After you receive this newsletter, and more importantly in mid April, you’ll receive a membership letter and membership invoice for 2008. Please present this invoice to your Club for immediate payment. Last year we had 185 members – this year I would like this number to increase to 200. With more members we can continue to support Turf Research on a greater scale and also offer continued education throughout the season.

There is no scientific evidence that golfers face any chronic health risks
from the pesticides used to maintain courses. Once a liquid product is applied and the turfgrass is dry or the product has been watered in, there is very little chance of exposure to golfers or others who enter the area. It is worth noting that a small percentage of people may be allergic to a particular product just as some people are allergic to house hold cleaners, soaps or perfumes. Signs should be posted at the 1st tee telling golfers what products are being used and the ingredients in that product.
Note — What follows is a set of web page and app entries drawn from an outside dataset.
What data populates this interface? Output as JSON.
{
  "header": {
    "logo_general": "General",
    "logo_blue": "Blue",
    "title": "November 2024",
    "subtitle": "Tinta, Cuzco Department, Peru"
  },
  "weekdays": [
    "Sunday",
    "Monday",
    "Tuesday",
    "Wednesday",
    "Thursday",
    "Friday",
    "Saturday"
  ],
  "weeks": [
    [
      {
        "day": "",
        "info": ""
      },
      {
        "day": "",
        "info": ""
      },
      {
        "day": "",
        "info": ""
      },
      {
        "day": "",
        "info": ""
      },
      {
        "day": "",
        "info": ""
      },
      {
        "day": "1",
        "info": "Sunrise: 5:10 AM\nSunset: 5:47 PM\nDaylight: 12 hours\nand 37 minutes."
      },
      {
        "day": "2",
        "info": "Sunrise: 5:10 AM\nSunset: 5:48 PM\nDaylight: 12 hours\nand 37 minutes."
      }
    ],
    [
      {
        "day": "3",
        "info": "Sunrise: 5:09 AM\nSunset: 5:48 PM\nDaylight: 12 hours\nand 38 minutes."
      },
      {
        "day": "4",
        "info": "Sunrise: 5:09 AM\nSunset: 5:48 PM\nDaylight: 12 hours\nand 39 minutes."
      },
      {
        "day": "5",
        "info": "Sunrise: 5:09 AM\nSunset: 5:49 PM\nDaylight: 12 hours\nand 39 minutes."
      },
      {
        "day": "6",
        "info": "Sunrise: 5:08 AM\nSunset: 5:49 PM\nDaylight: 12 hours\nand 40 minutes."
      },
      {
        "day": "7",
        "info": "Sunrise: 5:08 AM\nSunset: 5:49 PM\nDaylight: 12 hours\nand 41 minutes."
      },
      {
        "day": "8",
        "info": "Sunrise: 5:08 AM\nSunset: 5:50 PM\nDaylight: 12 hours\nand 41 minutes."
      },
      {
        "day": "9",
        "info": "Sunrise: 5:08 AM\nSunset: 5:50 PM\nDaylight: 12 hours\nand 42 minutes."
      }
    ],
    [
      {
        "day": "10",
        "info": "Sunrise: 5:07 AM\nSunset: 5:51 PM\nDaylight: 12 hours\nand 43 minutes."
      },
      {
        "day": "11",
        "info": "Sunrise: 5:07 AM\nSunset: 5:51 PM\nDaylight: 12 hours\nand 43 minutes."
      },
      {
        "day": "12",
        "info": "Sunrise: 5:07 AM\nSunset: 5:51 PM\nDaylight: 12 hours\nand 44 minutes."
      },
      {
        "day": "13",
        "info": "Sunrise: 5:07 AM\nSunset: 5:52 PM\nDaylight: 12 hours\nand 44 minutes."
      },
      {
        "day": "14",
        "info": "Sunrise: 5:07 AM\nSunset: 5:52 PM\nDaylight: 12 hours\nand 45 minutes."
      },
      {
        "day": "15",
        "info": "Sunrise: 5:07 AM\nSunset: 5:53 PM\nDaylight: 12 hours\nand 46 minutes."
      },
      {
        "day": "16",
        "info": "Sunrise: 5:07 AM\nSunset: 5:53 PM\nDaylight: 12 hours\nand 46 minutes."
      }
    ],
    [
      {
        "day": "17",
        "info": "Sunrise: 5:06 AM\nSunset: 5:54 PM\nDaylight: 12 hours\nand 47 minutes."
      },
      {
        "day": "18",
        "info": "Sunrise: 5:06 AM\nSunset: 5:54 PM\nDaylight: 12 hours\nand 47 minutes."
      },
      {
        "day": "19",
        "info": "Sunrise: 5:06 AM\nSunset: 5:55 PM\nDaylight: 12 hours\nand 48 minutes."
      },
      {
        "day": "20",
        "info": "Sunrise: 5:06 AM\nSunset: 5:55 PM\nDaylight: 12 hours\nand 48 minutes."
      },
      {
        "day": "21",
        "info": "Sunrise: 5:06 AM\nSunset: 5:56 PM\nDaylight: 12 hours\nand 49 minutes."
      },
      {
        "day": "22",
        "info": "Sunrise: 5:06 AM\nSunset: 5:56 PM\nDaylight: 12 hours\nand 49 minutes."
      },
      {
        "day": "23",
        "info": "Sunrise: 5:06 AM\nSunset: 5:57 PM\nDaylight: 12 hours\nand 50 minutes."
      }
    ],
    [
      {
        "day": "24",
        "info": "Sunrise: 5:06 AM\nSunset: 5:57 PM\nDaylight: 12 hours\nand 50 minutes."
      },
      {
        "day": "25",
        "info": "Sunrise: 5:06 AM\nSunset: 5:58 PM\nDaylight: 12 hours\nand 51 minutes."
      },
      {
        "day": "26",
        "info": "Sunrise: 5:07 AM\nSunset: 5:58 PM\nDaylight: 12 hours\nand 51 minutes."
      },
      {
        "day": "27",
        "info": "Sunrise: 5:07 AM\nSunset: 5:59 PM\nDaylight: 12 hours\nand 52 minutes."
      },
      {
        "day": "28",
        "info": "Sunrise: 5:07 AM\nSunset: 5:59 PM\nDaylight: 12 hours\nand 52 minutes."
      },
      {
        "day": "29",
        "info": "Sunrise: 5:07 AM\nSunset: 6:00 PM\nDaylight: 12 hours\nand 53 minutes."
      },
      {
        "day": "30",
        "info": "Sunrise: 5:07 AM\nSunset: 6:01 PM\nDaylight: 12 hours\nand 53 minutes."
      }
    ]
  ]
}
This will make you a responsible Superintendent.

Here is a tip from Dr. John Ball about transplanting trees by bare root, container or balled and burlapped – it is important to construct the planting hole so that is wider than the roots. The planting hole preferably should be 2 to 3 times wider. It is, however, important not to be deeper than the top of the roots. Make sure the top roots are just covered. Planting the tree too deep is the number one killer of transplanting trees.
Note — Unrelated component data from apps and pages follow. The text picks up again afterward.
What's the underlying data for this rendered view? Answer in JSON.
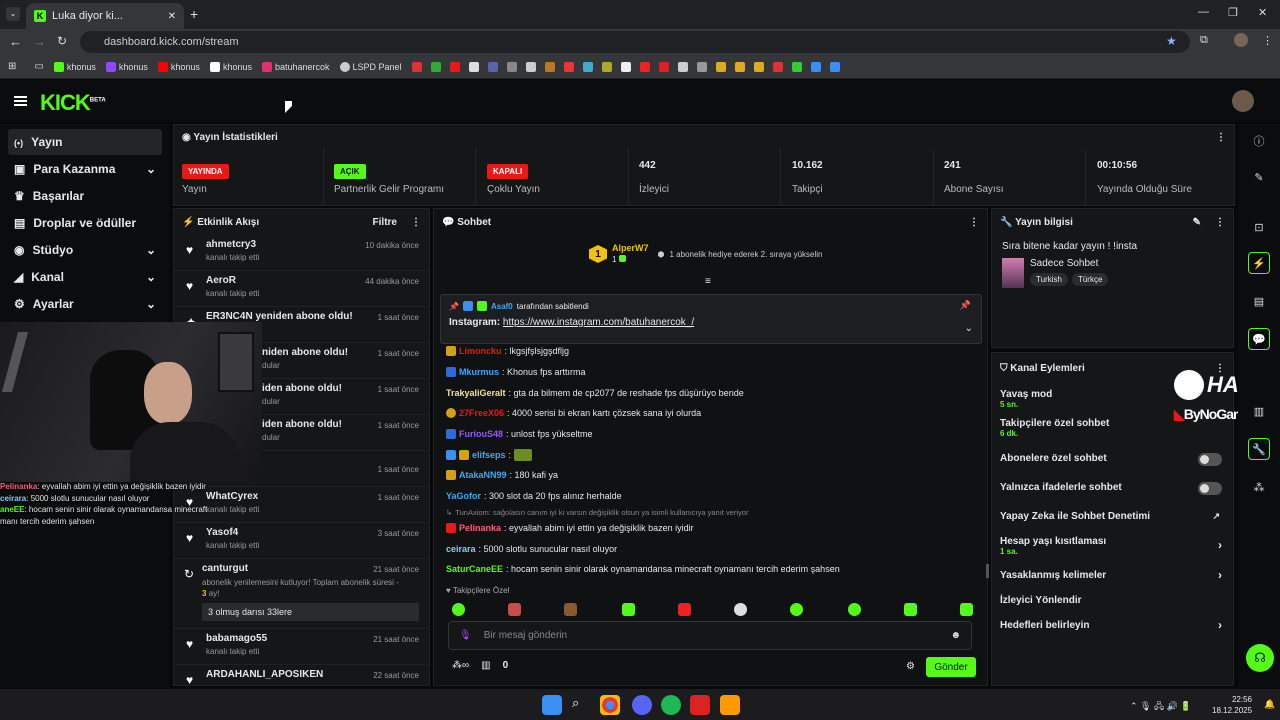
{
  "browser": {
    "tab_title": "Luka diyor ki...",
    "url": "dashboard.kick.com/stream",
    "bookmarks": [
      {
        "label": "khonus",
        "color": "#53fc18"
      },
      {
        "label": "khonus",
        "color": "#9146ff"
      },
      {
        "label": "khonus",
        "color": "#ff0000"
      },
      {
        "label": "khonus",
        "color": "#ffffff"
      },
      {
        "label": "batuhanercok",
        "color": "#e1306c"
      },
      {
        "label": "LSPD Panel",
        "color": "#cccccc"
      }
    ]
  },
  "header": {
    "logo": "KICK",
    "logo_sup": "BETA"
  },
  "sidebar": {
    "items": [
      {
        "label": "Yayın",
        "icon": "broadcast-icon",
        "active": true
      },
      {
        "label": "Para Kazanma",
        "icon": "money-icon",
        "chev": true
      },
      {
        "label": "Başarılar",
        "icon": "trophy-icon"
      },
      {
        "label": "Droplar ve ödüller",
        "icon": "gift-icon"
      },
      {
        "label": "Stüdyo",
        "icon": "studio-icon",
        "chev": true
      },
      {
        "label": "Kanal",
        "icon": "channel-icon",
        "chev": true
      },
      {
        "label": "Ayarlar",
        "icon": "gear-icon",
        "chev": true
      }
    ]
  },
  "stats": {
    "title": "Yayın İstatistikleri",
    "items": [
      {
        "badge": "YAYINDA",
        "badge_color": "#e91916",
        "label": "Yayın"
      },
      {
        "badge": "AÇIK",
        "badge_color": "#53fc18",
        "label": "Partnerlik Gelir Programı"
      },
      {
        "badge": "KAPALI",
        "badge_color": "#e91916",
        "label": "Çoklu Yayın"
      },
      {
        "value": "442",
        "label": "İzleyici"
      },
      {
        "value": "10.162",
        "label": "Takipçi"
      },
      {
        "value": "241",
        "label": "Abone Sayısı"
      },
      {
        "value": "00:10:56",
        "label": "Yayında Olduğu Süre"
      }
    ]
  },
  "activity": {
    "title": "Etkinlik Akışı",
    "filter": "Filtre",
    "items": [
      {
        "user": "ahmetcry3",
        "sub": "kanalı takip etti",
        "time": "10 dakika önce"
      },
      {
        "user": "AeroR",
        "sub": "kanalı takip etti",
        "time": "44 dakika önce"
      },
      {
        "user": "ER3NC4N yeniden abone oldu!",
        "sub": "",
        "time": "1 saat önce"
      },
      {
        "user": "niden abone oldu!",
        "sub": "dular",
        "time": "1 saat önce"
      },
      {
        "user": "iden abone oldu!",
        "sub": "dular",
        "time": "1 saat önce"
      },
      {
        "user": "iden abone oldu!",
        "sub": "dular",
        "time": "1 saat önce"
      },
      {
        "user": "",
        "sub": "kanalı takip etti",
        "time": "1 saat önce"
      },
      {
        "user": "WhatCyrex",
        "sub": "kanalı takip etti",
        "time": "1 saat önce"
      },
      {
        "user": "Yasof4",
        "sub": "kanalı takip etti",
        "time": "3 saat önce"
      }
    ],
    "resub": {
      "user": "canturgut",
      "text": "abonelik yenilemesini kutluyor! Toplam abonelik süresi -",
      "months": "3",
      "unit": "ay!",
      "message": "3 olmuş darısı 33lere",
      "time": "21 saat önce"
    },
    "tail": [
      {
        "user": "babamago55",
        "sub": "kanalı takip etti",
        "time": "21 saat önce"
      },
      {
        "user": "ARDAHANLI_APOSIKEN",
        "sub": "",
        "time": "22 saat önce"
      }
    ]
  },
  "overlay": {
    "brand": "HAWK",
    "brand2": "ByNoGame",
    "chat": [
      {
        "user": "Pelinanka",
        "text": ": eyvallah abim iyi ettin ya değişiklik bazen iyidir",
        "color": "#ff5e7a"
      },
      {
        "user": "ceirara",
        "text": ": 5000 slotlu sunucular nasıl oluyor",
        "color": "#7ad2ff"
      },
      {
        "user": "aneEE",
        "text": ": hocam senin sinir olarak oynamandansa minecraft",
        "color": "#53fc18"
      },
      {
        "user": "",
        "text": "manı tercih ederim şahsen",
        "color": "#fff"
      }
    ]
  },
  "chat": {
    "title": "Sohbet",
    "top": {
      "rank": "1",
      "user": "AlperW7",
      "count": "1",
      "text": "1 abonelik hediye ederek 2. sıraya yükselin"
    },
    "pinned": {
      "by_user": "Asaf0",
      "by_text": "tarafından sabitlendi",
      "label": "Instagram:",
      "link": "https://www.instagram.com/batuhanercok_/"
    },
    "messages": [
      {
        "user": "Limoncku",
        "text": ": lkgsjfşlsjgşdfljg",
        "color": "#e91916",
        "badge": "#d4a017"
      },
      {
        "user": "Mkurmus",
        "text": ": Khonus fps arttırma",
        "color": "#3fa9f5",
        "badge": "#2f6bd8"
      },
      {
        "user": "TrakyaliGeralt",
        "text": ": gta da bilmem de cp2077 de reshade fps düşürüyo bende",
        "color": "#f0e68c",
        "badge": ""
      },
      {
        "user": "27FreeX06",
        "text": ": 4000 serisi bi ekran kartı çözsek sana iyi olurda",
        "color": "#e91916",
        "badge": "#d4a017"
      },
      {
        "user": "FuriouS48",
        "text": ": unlost fps yükseltme",
        "color": "#9b59ff",
        "badge": "#2f6bd8"
      },
      {
        "user": "elifseps",
        "text": ":",
        "color": "#3fa9f5",
        "badge": "#2f6bd8"
      },
      {
        "user": "AtakaNN99",
        "text": ": 180 kafi ya",
        "color": "#3fa9f5",
        "badge": "#d4a017"
      },
      {
        "user": "YaGofor",
        "text": ": 300 slot da 20 fps alınız herhalde",
        "color": "#3fa9f5",
        "badge": ""
      },
      {
        "user": "Pelinanka",
        "text": ": eyvallah abim iyi ettin ya değişiklik bazen iyidir",
        "color": "#ff5e7a",
        "badge": "#e91916",
        "reply": "TunAxiom: sağolasın canım iyi ki varsın değişiklik olsun ya isimli kullanıcıya yanıt veriyor"
      },
      {
        "user": "ceirara",
        "text": ": 5000 slotlu sunucular nasıl oluyor",
        "color": "#7ad2ff",
        "badge": ""
      },
      {
        "user": "SaturCaneEE",
        "text": ": hocam senin sinir olarak oynamandansa minecraft oynamanı tercih ederim şahsen",
        "color": "#53fc18",
        "badge": ""
      }
    ],
    "follower_only": "Takipçilere Özel",
    "input_placeholder": "Bir mesaj gönderin",
    "points": "0",
    "send": "Gönder"
  },
  "stream_info": {
    "title": "Yayın bilgisi",
    "stream_title": "Sıra bitene kadar yayın ! !insta",
    "category": "Sadece Sohbet",
    "tags": [
      "Turkish",
      "Türkçe"
    ]
  },
  "actions": {
    "title": "Kanal Eylemleri",
    "items": [
      {
        "label": "Yavaş mod",
        "sub": "5 sn."
      },
      {
        "label": "Takipçilere özel sohbet",
        "sub": "6 dk."
      },
      {
        "label": "Abonelere özel sohbet",
        "toggle": true
      },
      {
        "label": "Yalnızca ifadelerle sohbet",
        "toggle": true
      },
      {
        "label": "Yapay Zeka ile Sohbet Denetimi"
      },
      {
        "label": "Hesap yaşı kısıtlaması",
        "sub": "1 sa."
      },
      {
        "label": "Yasaklanmış kelimeler"
      },
      {
        "label": "İzleyici Yönlendir"
      },
      {
        "label": "Hedefleri belirleyin"
      }
    ]
  },
  "taskbar": {
    "time": "22:56",
    "date": "18.12.2025"
  }
}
Flipping through television channels the other night, I stopped long enough at the comedy to hear this quote from the comedian: “Never have so many poorly skilled people spent more money on an activity that makes them swear and hate themselves. This is probably true at every golf course in North America”.

The start of the golf season is right around the corner and I’m sure everyone is excited about starting a new year. It brings to mind a comment I heard from an old and respected green superintendent: “Tee areas are an opportunity for a golf course to make 18 first impressions. With a little time, effort and a minimal amount of money, superintendents can make these initial impressions a round full of good ones and also make the superintendent look good.

Hopefully opening day will be sooner rather than later.
I hope everyone has a great spring start-up with little or no winter injury. More importantly, I hope everyone is successful in being able to find and hire enough staff for the season!

More in this category: « March 2008 May 2008 »

About the STA

  • Saskatchewan's Turfgrass Association, founded in 1979, is a non-profit organization. The S.T.A. was organized by a group of Turfgrass Professionals which has grown to include people from Parks, Golf Courses, Sod Growers, Cities and Commercial Companies.